Do what you can when it is important, say no when it doesn’t perfectly align with your responsibilities and priorities.
Create a routine for yourself that automatically builds in your intentions. A routine does not block room for spontaneous events or changes that must be made because life happens.
A routine means that space is built into days so that things can switch when the weather is perfect for an afternoon hike or the car breaks down.
Build in necessary rest and rejuvenation to your routine. Everyone has different energy levels and health needs. Folks with chronic illness will likely need more time for rest than someone who doesn’t. Again, be brutally honest with your needs and routine.
Take it One Bite at a Time
Don’t try to do all the things in one day. Pick one or two priorities and get started. Build upon those successes and watch your world expand slowly and ideally.
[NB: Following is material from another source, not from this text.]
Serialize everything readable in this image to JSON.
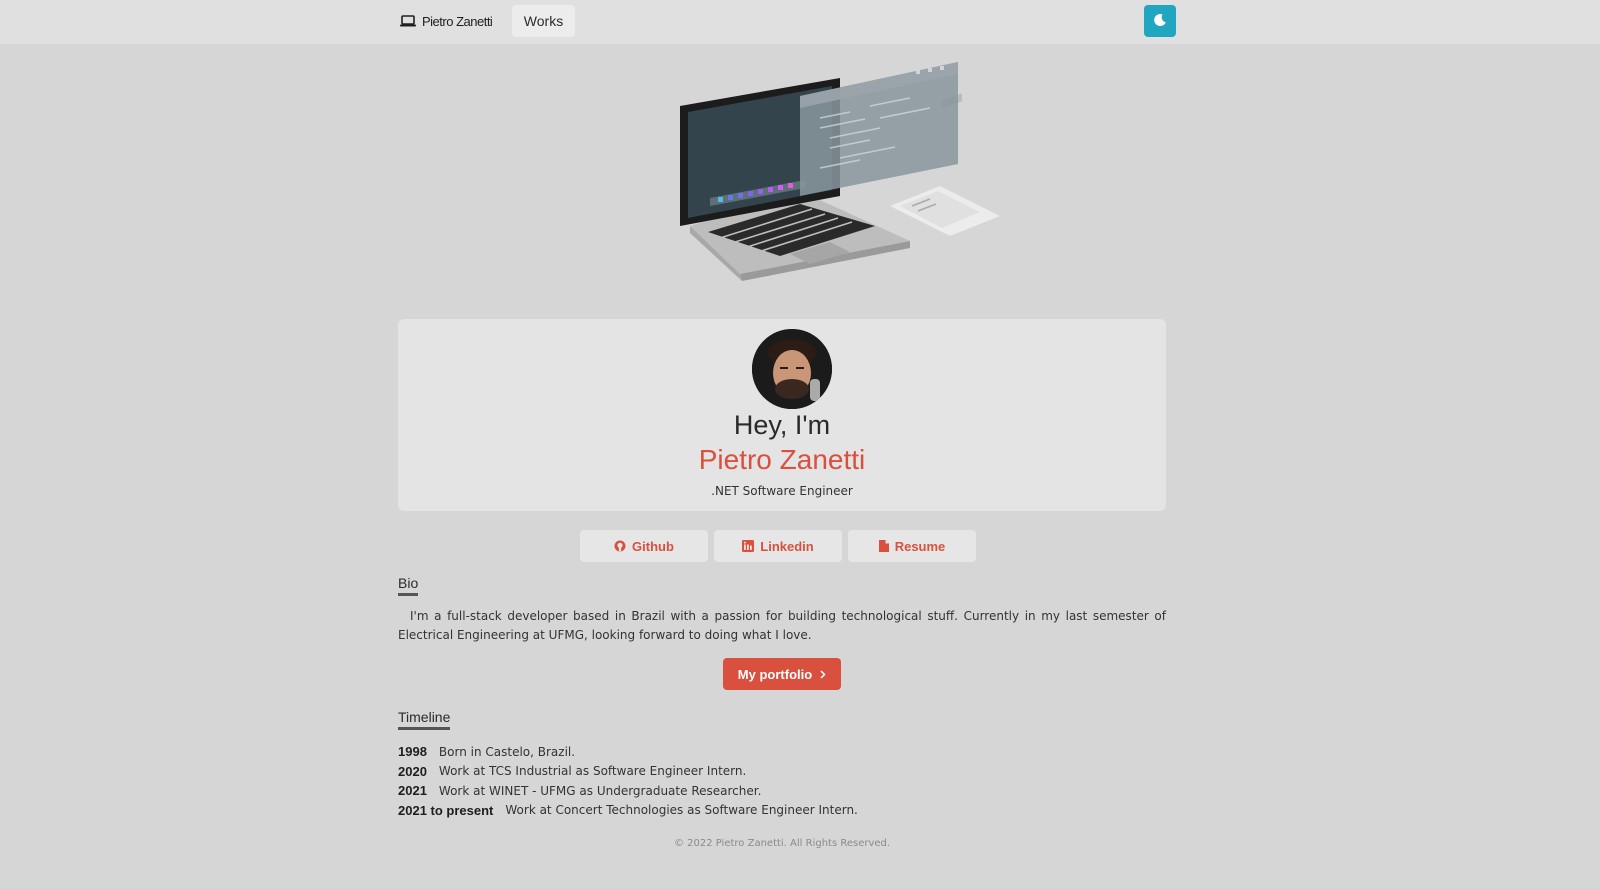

This is truly a long journey, walk it slowly.
Don’t try to declutter the whole house, for example, start with one drawer and build from there.
Instead of completely going cold turkey from social media, take a social media fast for a week or so. Alternatively, delete the apps from your phone and set a time limit on your desktop for using them every day.
Start with a small garden and build upon it year after year.
Look at those priorities and break them down into bite-sized steps and goals until you get to the reach the desired outcome.
The intentional life is a bit outside of the norm or at least the mass marketed norm we’re all exposed to on a daily basis. Find support for the life you want to live.
Do this by talking about it with understanding friends and family. Not everyone will be understanding or supportive – that’s okay, you do you, let them do them.
Find local groups that align with your ideals. Join a knitting circle for example as part of your routine to build in time for creative endeavors and learn from more experienced folks.
Use targeted social media groups but be careful – don’t let them be distraction only a support.
Take classes, read books, find mentors that will guide you along. They are everywhere just take time to do a little research and go for it.